* _Task brief_:
Each line with the string "icon" is to be copied from the records below.

[[ Source records, beginning ]]

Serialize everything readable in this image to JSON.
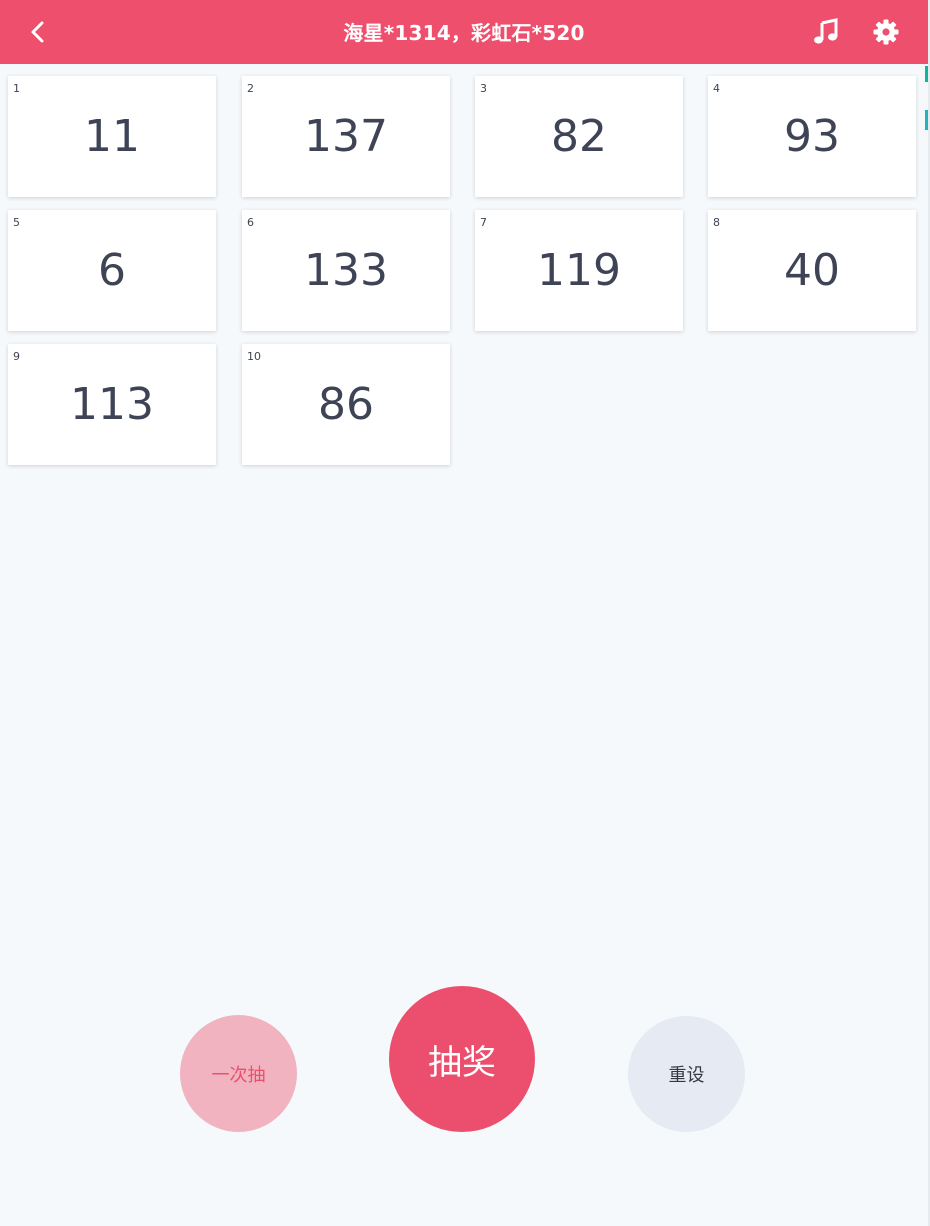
{
  "header": {
    "title": "海星*1314，彩虹石*520",
    "back_icon": "chevron-left-icon",
    "music_icon": "music-note-icon",
    "settings_icon": "gear-icon"
  },
  "cards": [
    {
      "index": "1",
      "value": "11"
    },
    {
      "index": "2",
      "value": "137"
    },
    {
      "index": "3",
      "value": "82"
    },
    {
      "index": "4",
      "value": "93"
    },
    {
      "index": "5",
      "value": "6"
    },
    {
      "index": "6",
      "value": "133"
    },
    {
      "index": "7",
      "value": "119"
    },
    {
      "index": "8",
      "value": "40"
    },
    {
      "index": "9",
      "value": "113"
    },
    {
      "index": "10",
      "value": "86"
    }
  ],
  "actions": {
    "once_label": "一次抽",
    "draw_label": "抽奖",
    "reset_label": "重设"
  },
  "colors": {
    "primary": "#ee4f6d",
    "primary_light": "#f1b3bf",
    "neutral": "#e5eaf3",
    "background": "#f6f9fc",
    "text": "#3e4356"
  }
}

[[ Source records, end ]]

* _Your response_:
    "back_icon": "chevron-left-icon",
    "music_icon": "music-note-icon",
    "settings_icon": "gear-icon"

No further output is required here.